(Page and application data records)
──────────────────────────────
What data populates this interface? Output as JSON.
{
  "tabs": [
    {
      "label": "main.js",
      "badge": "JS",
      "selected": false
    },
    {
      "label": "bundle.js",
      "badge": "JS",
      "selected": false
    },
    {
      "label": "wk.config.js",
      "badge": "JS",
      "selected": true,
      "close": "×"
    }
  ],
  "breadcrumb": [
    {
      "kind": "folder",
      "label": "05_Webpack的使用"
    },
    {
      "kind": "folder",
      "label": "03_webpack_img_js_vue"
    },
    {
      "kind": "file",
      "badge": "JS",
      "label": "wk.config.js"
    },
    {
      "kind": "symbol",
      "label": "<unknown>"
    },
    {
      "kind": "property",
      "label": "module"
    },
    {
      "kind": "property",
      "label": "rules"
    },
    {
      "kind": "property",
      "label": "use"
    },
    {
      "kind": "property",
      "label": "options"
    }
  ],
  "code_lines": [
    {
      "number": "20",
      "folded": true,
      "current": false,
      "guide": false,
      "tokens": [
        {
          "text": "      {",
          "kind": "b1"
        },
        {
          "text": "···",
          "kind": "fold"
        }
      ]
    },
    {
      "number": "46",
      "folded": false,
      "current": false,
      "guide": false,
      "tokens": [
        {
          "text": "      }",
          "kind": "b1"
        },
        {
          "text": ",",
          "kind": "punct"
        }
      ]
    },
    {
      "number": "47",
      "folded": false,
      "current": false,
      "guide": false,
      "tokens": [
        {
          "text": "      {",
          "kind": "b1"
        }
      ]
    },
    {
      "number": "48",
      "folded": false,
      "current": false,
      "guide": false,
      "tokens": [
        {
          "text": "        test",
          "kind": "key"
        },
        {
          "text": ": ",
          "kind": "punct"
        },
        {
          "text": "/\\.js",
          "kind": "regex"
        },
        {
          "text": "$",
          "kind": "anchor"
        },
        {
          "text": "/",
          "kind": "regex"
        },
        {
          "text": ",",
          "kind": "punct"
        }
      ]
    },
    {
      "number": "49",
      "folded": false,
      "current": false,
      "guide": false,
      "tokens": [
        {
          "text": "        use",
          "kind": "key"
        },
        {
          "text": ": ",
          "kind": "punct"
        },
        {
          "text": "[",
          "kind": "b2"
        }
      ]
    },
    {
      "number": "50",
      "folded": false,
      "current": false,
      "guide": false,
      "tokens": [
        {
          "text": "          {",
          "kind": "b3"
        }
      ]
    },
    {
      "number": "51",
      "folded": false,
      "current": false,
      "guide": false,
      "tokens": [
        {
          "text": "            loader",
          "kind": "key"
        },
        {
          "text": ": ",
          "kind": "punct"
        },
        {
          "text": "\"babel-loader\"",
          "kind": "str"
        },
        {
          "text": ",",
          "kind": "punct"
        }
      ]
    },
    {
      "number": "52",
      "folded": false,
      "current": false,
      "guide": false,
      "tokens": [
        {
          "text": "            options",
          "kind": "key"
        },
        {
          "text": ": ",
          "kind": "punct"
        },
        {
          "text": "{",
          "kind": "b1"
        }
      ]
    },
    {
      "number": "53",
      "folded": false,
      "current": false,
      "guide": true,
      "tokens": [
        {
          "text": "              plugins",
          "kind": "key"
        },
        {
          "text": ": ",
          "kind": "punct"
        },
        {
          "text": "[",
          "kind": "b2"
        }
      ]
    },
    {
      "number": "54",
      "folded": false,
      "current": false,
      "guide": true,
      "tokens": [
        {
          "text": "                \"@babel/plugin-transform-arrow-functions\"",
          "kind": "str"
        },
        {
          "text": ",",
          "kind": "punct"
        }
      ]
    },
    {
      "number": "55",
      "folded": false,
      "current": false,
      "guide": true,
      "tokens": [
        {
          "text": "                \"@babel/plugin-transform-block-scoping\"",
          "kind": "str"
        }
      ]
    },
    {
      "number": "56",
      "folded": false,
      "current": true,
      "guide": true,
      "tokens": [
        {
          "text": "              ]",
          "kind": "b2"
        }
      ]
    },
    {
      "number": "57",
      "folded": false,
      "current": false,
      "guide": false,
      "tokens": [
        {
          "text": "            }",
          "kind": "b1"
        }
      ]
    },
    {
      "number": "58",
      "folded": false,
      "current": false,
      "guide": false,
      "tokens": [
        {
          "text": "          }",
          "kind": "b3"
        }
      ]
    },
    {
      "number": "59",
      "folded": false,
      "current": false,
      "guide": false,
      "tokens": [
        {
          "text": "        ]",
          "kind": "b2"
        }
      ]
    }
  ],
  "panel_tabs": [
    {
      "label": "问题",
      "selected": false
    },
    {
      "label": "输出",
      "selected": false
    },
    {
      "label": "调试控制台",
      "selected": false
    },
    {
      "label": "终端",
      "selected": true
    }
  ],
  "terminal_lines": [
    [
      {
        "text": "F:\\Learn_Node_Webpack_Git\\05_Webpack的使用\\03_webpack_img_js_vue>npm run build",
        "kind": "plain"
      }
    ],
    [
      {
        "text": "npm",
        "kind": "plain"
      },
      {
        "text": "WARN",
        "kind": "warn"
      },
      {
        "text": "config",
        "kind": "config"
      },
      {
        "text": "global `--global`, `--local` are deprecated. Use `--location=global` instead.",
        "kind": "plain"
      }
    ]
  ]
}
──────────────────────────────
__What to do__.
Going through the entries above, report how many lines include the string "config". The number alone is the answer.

__Response to this task__.
4